Problem
The records that follow must be repeated exactly as they stand.

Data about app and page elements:

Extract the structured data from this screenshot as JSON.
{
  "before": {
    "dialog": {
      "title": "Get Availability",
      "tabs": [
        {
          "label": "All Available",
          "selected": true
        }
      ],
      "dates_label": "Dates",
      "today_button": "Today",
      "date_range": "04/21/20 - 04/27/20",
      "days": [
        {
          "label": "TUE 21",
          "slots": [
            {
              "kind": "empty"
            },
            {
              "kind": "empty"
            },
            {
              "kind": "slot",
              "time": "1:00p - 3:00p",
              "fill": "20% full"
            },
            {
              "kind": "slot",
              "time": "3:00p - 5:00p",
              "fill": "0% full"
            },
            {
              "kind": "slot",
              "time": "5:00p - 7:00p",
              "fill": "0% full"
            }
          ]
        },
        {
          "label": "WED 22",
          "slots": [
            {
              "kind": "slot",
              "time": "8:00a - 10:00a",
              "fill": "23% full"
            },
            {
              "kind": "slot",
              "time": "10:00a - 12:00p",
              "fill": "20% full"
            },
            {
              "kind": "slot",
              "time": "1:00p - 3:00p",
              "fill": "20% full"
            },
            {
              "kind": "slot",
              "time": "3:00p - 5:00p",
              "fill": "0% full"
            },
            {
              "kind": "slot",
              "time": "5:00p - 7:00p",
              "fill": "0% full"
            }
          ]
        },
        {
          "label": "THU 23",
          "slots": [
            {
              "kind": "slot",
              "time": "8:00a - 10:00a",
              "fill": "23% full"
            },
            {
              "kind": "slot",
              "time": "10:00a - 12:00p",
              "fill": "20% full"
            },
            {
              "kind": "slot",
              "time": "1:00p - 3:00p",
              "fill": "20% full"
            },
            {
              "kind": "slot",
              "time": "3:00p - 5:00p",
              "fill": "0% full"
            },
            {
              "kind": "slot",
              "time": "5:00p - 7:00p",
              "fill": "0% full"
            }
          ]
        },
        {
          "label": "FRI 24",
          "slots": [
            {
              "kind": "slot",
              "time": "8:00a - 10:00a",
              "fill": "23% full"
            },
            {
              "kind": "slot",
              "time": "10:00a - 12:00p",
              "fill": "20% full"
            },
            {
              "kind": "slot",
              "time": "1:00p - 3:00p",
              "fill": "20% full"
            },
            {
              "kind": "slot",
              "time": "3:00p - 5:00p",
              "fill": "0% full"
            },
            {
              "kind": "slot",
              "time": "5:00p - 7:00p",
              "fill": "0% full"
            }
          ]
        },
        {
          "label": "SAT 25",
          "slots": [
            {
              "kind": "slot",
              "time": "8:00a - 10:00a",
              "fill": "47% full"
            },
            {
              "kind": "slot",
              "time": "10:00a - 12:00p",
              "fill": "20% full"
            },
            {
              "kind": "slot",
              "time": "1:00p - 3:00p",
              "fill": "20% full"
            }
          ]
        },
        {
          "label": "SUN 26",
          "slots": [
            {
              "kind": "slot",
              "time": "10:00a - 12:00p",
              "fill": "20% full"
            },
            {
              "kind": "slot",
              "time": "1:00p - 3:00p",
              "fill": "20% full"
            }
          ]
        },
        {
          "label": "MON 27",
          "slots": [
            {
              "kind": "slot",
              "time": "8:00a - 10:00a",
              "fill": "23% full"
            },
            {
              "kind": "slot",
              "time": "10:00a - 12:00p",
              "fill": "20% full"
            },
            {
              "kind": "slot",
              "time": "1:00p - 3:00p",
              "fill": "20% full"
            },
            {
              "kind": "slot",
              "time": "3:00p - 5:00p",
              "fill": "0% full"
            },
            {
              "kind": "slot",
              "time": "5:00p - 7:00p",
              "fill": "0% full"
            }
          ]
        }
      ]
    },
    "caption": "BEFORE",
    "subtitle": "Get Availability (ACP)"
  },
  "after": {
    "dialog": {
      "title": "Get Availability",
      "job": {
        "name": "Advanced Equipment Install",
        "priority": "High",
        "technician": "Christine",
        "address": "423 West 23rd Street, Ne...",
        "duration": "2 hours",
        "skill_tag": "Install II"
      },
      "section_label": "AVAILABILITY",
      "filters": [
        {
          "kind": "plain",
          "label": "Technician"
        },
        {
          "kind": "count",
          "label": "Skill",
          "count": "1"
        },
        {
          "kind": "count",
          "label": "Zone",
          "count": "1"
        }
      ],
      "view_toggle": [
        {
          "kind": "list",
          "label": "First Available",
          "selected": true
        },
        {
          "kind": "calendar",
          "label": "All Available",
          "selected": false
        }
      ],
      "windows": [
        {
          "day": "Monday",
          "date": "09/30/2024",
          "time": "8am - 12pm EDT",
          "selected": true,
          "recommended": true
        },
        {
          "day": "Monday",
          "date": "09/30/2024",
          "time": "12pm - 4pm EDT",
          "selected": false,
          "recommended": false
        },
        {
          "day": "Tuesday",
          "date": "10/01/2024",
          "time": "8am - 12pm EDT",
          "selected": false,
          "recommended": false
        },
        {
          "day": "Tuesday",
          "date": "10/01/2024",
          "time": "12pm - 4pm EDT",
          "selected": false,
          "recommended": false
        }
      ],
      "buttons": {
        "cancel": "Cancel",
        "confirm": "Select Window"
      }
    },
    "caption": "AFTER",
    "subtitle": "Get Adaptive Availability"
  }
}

Task output
Extract the structured data from this screenshot as JSON.
{
  "before": {
    "dialog": {
      "title": "Get Availability",
      "tabs": [
        {
          "label": "All Available",
          "selected": true
        }
      ],
      "dates_label": "Dates",
      "today_button": "Today",
      "date_range": "04/21/20 - 04/27/20",
      "days": [
        {
          "label": "TUE 21",
          "slots": [
            {
              "kind": "empty"
            },
            {
              "kind": "empty"
            },
            {
              "kind": "slot",
              "time": "1:00p - 3:00p",
              "fill": "20% full"
            },
            {
              "kind": "slot",
              "time": "3:00p - 5:00p",
              "fill": "0% full"
            },
            {
              "kind": "slot",
              "time": "5:00p - 7:00p",
              "fill": "0% full"
            }
          ]
        },
        {
          "label": "WED 22",
          "slots": [
            {
              "kind": "slot",
              "time": "8:00a - 10:00a",
              "fill": "23% full"
            },
            {
              "kind": "slot",
              "time": "10:00a - 12:00p",
              "fill": "20% full"
            },
            {
              "kind": "slot",
              "time": "1:00p - 3:00p",
              "fill": "20% full"
            },
            {
              "kind": "slot",
              "time": "3:00p - 5:00p",
              "fill": "0% full"
            },
            {
              "kind": "slot",
              "time": "5:00p - 7:00p",
              "fill": "0% full"
            }
          ]
        },
        {
          "label": "THU 23",
          "slots": [
            {
              "kind": "slot",
              "time": "8:00a - 10:00a",
              "fill": "23% full"
            },
            {
              "kind": "slot",
              "time": "10:00a - 12:00p",
              "fill": "20% full"
            },
            {
              "kind": "slot",
              "time": "1:00p - 3:00p",
              "fill": "20% full"
            },
            {
              "kind": "slot",
              "time": "3:00p - 5:00p",
              "fill": "0% full"
            },
            {
              "kind": "slot",
              "time": "5:00p - 7:00p",
              "fill": "0% full"
            }
          ]
        },
        {
          "label": "FRI 24",
          "slots": [
            {
              "kind": "slot",
              "time": "8:00a - 10:00a",
              "fill": "23% full"
            },
            {
              "kind": "slot",
              "time": "10:00a - 12:00p",
              "fill": "20% full"
            },
            {
              "kind": "slot",
              "time": "1:00p - 3:00p",
              "fill": "20% full"
            },
            {
              "kind": "slot",
              "time": "3:00p - 5:00p",
              "fill": "0% full"
            },
            {
              "kind": "slot",
              "time": "5:00p - 7:00p",
              "fill": "0% full"
            }
          ]
        },
        {
          "label": "SAT 25",
          "slots": [
            {
              "kind": "slot",
              "time": "8:00a - 10:00a",
              "fill": "47% full"
            },
            {
              "kind": "slot",
              "time": "10:00a - 12:00p",
              "fill": "20% full"
            },
            {
              "kind": "slot",
              "time": "1:00p - 3:00p",
              "fill": "20% full"
            }
          ]
        },
        {
          "label": "SUN 26",
          "slots": [
            {
              "kind": "slot",
              "time": "10:00a - 12:00p",
              "fill": "20% full"
            },
            {
              "kind": "slot",
              "time": "1:00p - 3:00p",
              "fill": "20% full"
            }
          ]
        },
        {
          "label": "MON 27",
          "slots": [
            {
              "kind": "slot",
              "time": "8:00a - 10:00a",
              "fill": "23% full"
            },
            {
              "kind": "slot",
              "time": "10:00a - 12:00p",
              "fill": "20% full"
            },
            {
              "kind": "slot",
              "time": "1:00p - 3:00p",
              "fill": "20% full"
            },
            {
              "kind": "slot",
              "time": "3:00p - 5:00p",
              "fill": "0% full"
            },
            {
              "kind": "slot",
              "time": "5:00p - 7:00p",
              "fill": "0% full"
            }
          ]
        }
      ]
    },
    "caption": "BEFORE",
    "subtitle": "Get Availability (ACP)"
  },
  "after": {
    "dialog": {
      "title": "Get Availability",
      "job": {
        "name": "Advanced Equipment Install",
        "priority": "High",
        "technician": "Christine",
        "address": "423 West 23rd Street, Ne...",
        "duration": "2 hours",
        "skill_tag": "Install II"
      },
      "section_label": "AVAILABILITY",
      "filters": [
        {
          "kind": "plain",
          "label": "Technician"
        },
        {
          "kind": "count",
          "label": "Skill",
          "count": "1"
        },
        {
          "kind": "count",
          "label": "Zone",
          "count": "1"
        }
      ],
      "view_toggle": [
        {
          "kind": "list",
          "label": "First Available",
          "selected": true
        },
        {
          "kind": "calendar",
          "label": "All Available",
          "selected": false
        }
      ],
      "windows": [
        {
          "day": "Monday",
          "date": "09/30/2024",
          "time": "8am - 12pm EDT",
          "selected": true,
          "recommended": true
        },
        {
          "day": "Monday",
          "date": "09/30/2024",
          "time": "12pm - 4pm EDT",
          "selected": false,
          "recommended": false
        },
        {
          "day": "Tuesday",
          "date": "10/01/2024",
          "time": "8am - 12pm EDT",
          "selected": false,
          "recommended": false
        },
        {
          "day": "Tuesday",
          "date": "10/01/2024",
          "time": "12pm - 4pm EDT",
          "selected": false,
          "recommended": false
        }
      ],
      "buttons": {
        "cancel": "Cancel",
        "confirm": "Select Window"
      }
    },
    "caption": "AFTER",
    "subtitle": "Get Adaptive Availability"
  }
}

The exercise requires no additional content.